• Material supplied:
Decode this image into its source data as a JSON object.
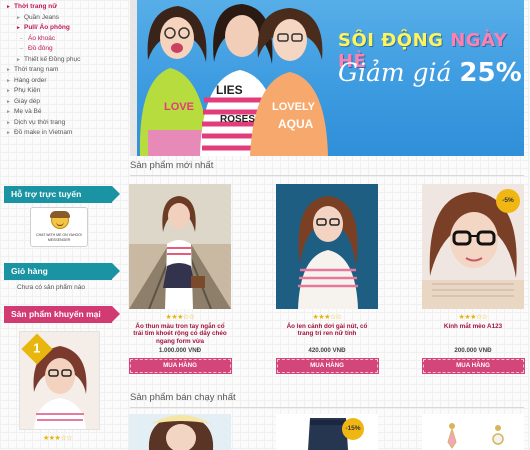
{
  "sidebar": {
    "categories": [
      {
        "label": "Thời trang nữ",
        "level": 0,
        "active": true
      },
      {
        "label": "Quần Jeans",
        "level": 1,
        "active": false
      },
      {
        "label": "Pull/ Áo phông",
        "level": 1,
        "active": true
      },
      {
        "label": "Áo khoác",
        "level": 2,
        "active": false
      },
      {
        "label": "Đồ đông",
        "level": 2,
        "active": false
      },
      {
        "label": "Thiết kế Đồng phục",
        "level": 1,
        "active": false
      },
      {
        "label": "Thời trang nam",
        "level": 0,
        "active": false
      },
      {
        "label": "Hàng order",
        "level": 0,
        "active": false
      },
      {
        "label": "Phụ Kiện",
        "level": 0,
        "active": false
      },
      {
        "label": "Giày dép",
        "level": 0,
        "active": false
      },
      {
        "label": "Mẹ và Bé",
        "level": 0,
        "active": false
      },
      {
        "label": "Dịch vụ thời trang",
        "level": 0,
        "active": false
      },
      {
        "label": "Đồ make in Vietnam",
        "level": 0,
        "active": false
      }
    ],
    "support": {
      "title": "Hỗ trợ trực tuyến",
      "badge_text": "CHAT WITH ME ON YAHOO! MESSENGER"
    },
    "cart": {
      "title": "Giỏ hàng",
      "empty_text": "Chưa có sản phẩm nào"
    },
    "promo": {
      "title": "Sản phẩm khuyến mại",
      "rank": "1",
      "stars": "★★★☆☆"
    }
  },
  "banner": {
    "title_part1": "SÔI ĐỘNG",
    "title_part2": "NGÀY HÈ",
    "subtitle": "Giảm giá",
    "discount": "25%"
  },
  "sections": {
    "new_products": "Sản phẩm mới nhất",
    "best_sellers": "Sản phẩm bán chạy nhất"
  },
  "products": [
    {
      "name": "Áo thun màu tron tay ngắn cổ trái tim khoét rộng có dây chéo ngang form vừa",
      "price": "1.000.000 VNĐ",
      "stars": "★★★☆☆",
      "buy": "MUA HÀNG"
    },
    {
      "name": "Áo len cánh dơi gài nút, cổ trang trí ren nữ tính",
      "price": "420.000 VNĐ",
      "stars": "★★★☆☆",
      "buy": "MUA HÀNG"
    },
    {
      "name": "Kính mắt mèo A123",
      "price": "200.000 VNĐ",
      "stars": "★★★☆☆",
      "buy": "MUA HÀNG",
      "badge": "-5%"
    }
  ],
  "bestseller_badge": "-15%",
  "colors": {
    "brand_pink": "#d34679",
    "teal": "#1a93a3",
    "banner_blue": "#3d9be0"
  }
}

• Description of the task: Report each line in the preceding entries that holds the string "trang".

• Task solution:
        "label": "Thời trang nữ",
        "label": "Thời trang nam",
        "label": "Dịch vụ thời trang",
      "name": "Áo len cánh dơi gài nút, cổ trang trí ren nữ tính",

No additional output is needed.